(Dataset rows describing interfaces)
☆ ☆ ☆ ☆
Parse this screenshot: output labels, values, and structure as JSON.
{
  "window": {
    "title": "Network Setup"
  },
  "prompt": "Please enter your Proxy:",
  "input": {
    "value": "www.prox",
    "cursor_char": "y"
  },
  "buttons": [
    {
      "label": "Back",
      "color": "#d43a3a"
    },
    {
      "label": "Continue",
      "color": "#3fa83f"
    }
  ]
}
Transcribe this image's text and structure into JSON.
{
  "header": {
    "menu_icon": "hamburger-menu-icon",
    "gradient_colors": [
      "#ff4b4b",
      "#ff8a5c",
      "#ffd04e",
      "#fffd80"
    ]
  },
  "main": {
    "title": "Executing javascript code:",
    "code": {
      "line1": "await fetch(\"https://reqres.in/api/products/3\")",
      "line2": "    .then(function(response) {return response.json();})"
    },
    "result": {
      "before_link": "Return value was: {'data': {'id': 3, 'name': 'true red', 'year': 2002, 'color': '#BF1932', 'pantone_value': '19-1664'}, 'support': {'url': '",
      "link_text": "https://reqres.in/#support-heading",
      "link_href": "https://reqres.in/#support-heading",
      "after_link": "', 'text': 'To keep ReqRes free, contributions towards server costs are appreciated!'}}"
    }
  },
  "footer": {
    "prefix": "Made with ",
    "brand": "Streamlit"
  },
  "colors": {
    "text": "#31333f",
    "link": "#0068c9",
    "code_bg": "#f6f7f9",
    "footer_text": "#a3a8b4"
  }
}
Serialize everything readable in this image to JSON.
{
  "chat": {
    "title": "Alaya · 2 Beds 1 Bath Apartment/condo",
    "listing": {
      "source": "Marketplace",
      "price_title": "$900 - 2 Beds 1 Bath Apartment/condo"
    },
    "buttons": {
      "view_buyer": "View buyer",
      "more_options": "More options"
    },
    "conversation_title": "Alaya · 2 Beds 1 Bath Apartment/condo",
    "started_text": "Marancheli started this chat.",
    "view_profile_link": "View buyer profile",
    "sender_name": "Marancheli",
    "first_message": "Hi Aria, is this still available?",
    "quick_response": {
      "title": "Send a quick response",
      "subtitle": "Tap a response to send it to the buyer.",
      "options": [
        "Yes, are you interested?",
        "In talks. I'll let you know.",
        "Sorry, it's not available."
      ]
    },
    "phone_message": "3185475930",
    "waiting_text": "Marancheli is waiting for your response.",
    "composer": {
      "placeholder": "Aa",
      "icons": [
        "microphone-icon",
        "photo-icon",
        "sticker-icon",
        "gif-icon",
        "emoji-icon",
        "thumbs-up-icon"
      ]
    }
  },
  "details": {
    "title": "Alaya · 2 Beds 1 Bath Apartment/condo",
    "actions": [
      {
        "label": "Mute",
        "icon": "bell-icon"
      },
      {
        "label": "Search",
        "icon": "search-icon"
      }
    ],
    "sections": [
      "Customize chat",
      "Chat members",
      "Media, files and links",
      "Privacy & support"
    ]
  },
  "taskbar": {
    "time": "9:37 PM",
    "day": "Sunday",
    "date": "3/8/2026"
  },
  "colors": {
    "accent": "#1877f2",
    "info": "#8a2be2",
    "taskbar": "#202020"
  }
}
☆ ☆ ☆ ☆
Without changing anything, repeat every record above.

Parse this screenshot: output labels, values, and structure as JSON.
{
  "window": {
    "title": "Network Setup"
  },
  "prompt": "Please enter your Proxy:",
  "input": {
    "value": "www.prox",
    "cursor_char": "y"
  },
  "buttons": [
    {
      "label": "Back",
      "color": "#d43a3a"
    },
    {
      "label": "Continue",
      "color": "#3fa83f"
    }
  ]
}
Transcribe this image's text and structure into JSON.
{
  "header": {
    "menu_icon": "hamburger-menu-icon",
    "gradient_colors": [
      "#ff4b4b",
      "#ff8a5c",
      "#ffd04e",
      "#fffd80"
    ]
  },
  "main": {
    "title": "Executing javascript code:",
    "code": {
      "line1": "await fetch(\"https://reqres.in/api/products/3\")",
      "line2": "    .then(function(response) {return response.json();})"
    },
    "result": {
      "before_link": "Return value was: {'data': {'id': 3, 'name': 'true red', 'year': 2002, 'color': '#BF1932', 'pantone_value': '19-1664'}, 'support': {'url': '",
      "link_text": "https://reqres.in/#support-heading",
      "link_href": "https://reqres.in/#support-heading",
      "after_link": "', 'text': 'To keep ReqRes free, contributions towards server costs are appreciated!'}}"
    }
  },
  "footer": {
    "prefix": "Made with ",
    "brand": "Streamlit"
  },
  "colors": {
    "text": "#31333f",
    "link": "#0068c9",
    "code_bg": "#f6f7f9",
    "footer_text": "#a3a8b4"
  }
}
Serialize everything readable in this image to JSON.
{
  "chat": {
    "title": "Alaya · 2 Beds 1 Bath Apartment/condo",
    "listing": {
      "source": "Marketplace",
      "price_title": "$900 - 2 Beds 1 Bath Apartment/condo"
    },
    "buttons": {
      "view_buyer": "View buyer",
      "more_options": "More options"
    },
    "conversation_title": "Alaya · 2 Beds 1 Bath Apartment/condo",
    "started_text": "Marancheli started this chat.",
    "view_profile_link": "View buyer profile",
    "sender_name": "Marancheli",
    "first_message": "Hi Aria, is this still available?",
    "quick_response": {
      "title": "Send a quick response",
      "subtitle": "Tap a response to send it to the buyer.",
      "options": [
        "Yes, are you interested?",
        "In talks. I'll let you know.",
        "Sorry, it's not available."
      ]
    },
    "phone_message": "3185475930",
    "waiting_text": "Marancheli is waiting for your response.",
    "composer": {
      "placeholder": "Aa",
      "icons": [
        "microphone-icon",
        "photo-icon",
        "sticker-icon",
        "gif-icon",
        "emoji-icon",
        "thumbs-up-icon"
      ]
    }
  },
  "details": {
    "title": "Alaya · 2 Beds 1 Bath Apartment/condo",
    "actions": [
      {
        "label": "Mute",
        "icon": "bell-icon"
      },
      {
        "label": "Search",
        "icon": "search-icon"
      }
    ],
    "sections": [
      "Customize chat",
      "Chat members",
      "Media, files and links",
      "Privacy & support"
    ]
  },
  "taskbar": {
    "time": "9:37 PM",
    "day": "Sunday",
    "date": "3/8/2026"
  },
  "colors": {
    "accent": "#1877f2",
    "info": "#8a2be2",
    "taskbar": "#202020"
  }
}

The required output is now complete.